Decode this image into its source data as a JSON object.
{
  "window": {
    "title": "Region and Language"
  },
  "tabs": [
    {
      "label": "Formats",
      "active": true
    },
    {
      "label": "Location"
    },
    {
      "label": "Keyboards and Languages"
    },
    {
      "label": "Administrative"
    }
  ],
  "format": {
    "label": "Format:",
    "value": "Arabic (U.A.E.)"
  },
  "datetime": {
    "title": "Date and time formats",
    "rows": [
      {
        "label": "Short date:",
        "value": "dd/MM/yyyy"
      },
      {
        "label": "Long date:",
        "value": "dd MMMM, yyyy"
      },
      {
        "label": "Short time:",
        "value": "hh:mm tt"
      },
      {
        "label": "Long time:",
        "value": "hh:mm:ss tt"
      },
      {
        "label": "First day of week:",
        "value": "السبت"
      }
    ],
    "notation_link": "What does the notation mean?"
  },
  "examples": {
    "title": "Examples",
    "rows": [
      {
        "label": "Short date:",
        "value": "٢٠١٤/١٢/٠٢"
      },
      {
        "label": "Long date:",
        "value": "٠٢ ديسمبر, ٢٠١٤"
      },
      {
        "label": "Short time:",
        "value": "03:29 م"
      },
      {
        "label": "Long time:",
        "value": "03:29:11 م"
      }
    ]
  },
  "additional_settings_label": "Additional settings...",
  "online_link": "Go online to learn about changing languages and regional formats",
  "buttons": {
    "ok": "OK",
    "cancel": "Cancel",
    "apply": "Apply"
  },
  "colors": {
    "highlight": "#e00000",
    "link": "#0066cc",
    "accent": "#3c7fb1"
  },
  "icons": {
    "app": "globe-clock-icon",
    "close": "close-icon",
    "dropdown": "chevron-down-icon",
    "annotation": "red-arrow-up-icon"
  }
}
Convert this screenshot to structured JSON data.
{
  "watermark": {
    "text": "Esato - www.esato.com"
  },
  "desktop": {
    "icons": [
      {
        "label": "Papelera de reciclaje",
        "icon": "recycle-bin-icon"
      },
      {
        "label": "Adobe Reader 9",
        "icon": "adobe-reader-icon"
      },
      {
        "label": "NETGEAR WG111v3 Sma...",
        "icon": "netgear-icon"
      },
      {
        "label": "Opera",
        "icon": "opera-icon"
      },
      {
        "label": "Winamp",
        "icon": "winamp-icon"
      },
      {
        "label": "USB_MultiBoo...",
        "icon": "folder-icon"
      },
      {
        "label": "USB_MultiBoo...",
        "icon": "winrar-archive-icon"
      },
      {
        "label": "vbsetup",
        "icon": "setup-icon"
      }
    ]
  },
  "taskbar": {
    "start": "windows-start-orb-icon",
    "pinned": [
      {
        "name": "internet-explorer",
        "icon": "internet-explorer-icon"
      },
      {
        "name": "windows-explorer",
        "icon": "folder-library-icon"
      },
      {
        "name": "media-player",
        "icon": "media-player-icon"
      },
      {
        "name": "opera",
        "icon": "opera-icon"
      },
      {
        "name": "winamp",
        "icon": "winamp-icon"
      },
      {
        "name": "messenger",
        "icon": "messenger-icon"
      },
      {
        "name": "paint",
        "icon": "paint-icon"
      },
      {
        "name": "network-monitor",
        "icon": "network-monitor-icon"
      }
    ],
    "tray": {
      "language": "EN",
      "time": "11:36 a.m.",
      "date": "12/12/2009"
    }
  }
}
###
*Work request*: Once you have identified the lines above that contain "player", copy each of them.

*Task answer*:
        "name": "media-player",
        "icon": "media-player-icon"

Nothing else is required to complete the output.